I noted that there were some areas in the family jigsaw puzzle where I had been able to group a portion of pieces together - but had a hard time in taking this group of pieces and joining it with the rest of the puzzle. In many cases there seemed to be a set of reasons for this apparent disjoint characteristic - sometimes the reasons were obvious (such as a child who became orphaned at a very early age and never knew much about their parents ancestry)
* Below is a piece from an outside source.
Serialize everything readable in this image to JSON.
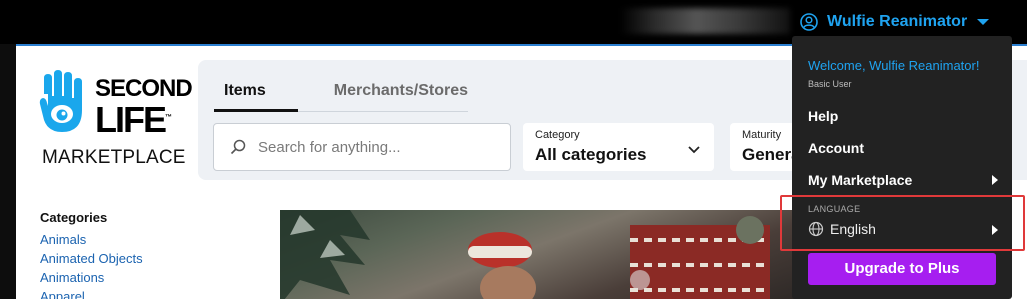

At the beginning of my research I simply collected Yancey information from wherever I could find it - simply focusing on the name itself wherever I found it. After many years of research I came to be much more familiar with the characteristics and attributes of the family as a whole. Things like, their geographic placement and migration patterns, their religion, their language, their naming conventions, their most common occupations and trades were all things I came to become familiar with. I was able to discover that most Yanceys in America trace back to early colonial Virginia and had a common ancestry and many common attributes. However there was one significant family I discovered that also used the name "Yancey" - that had some very different family characteristics. After coming from the Old World they had settled in the New York and Canada, from France with the corresponding cultural traits - this versus the Yanceys of Virginia which had charcterstics of the English and Welsh. This smaller branch of Yanceys from the North - were Anabaptists, . . . which contrasted greatly from the early Yanceys who were loyal to the Church of England. Becuae I focused on the characteristics of these families instead of just the spelling of their name - I was able to quickly note that these two families do NOT seem to have any family connection - even though they do share the same spelling of their name - sort of reminds me of when I learned of "covergent evolution" in biology class - where two animals that really share no close common ancestry evolved into an animal of very similar look (like a dolphin and a fish).
Another similar case for which I was only able to develop some theories about in recent years after decades of research - is the family of one William yancey of West Virginia. Over the years I made contact with various descendants of this William Yancey - but few that had any real concrete information about where he came from and how he connected in the with the other branches of the family.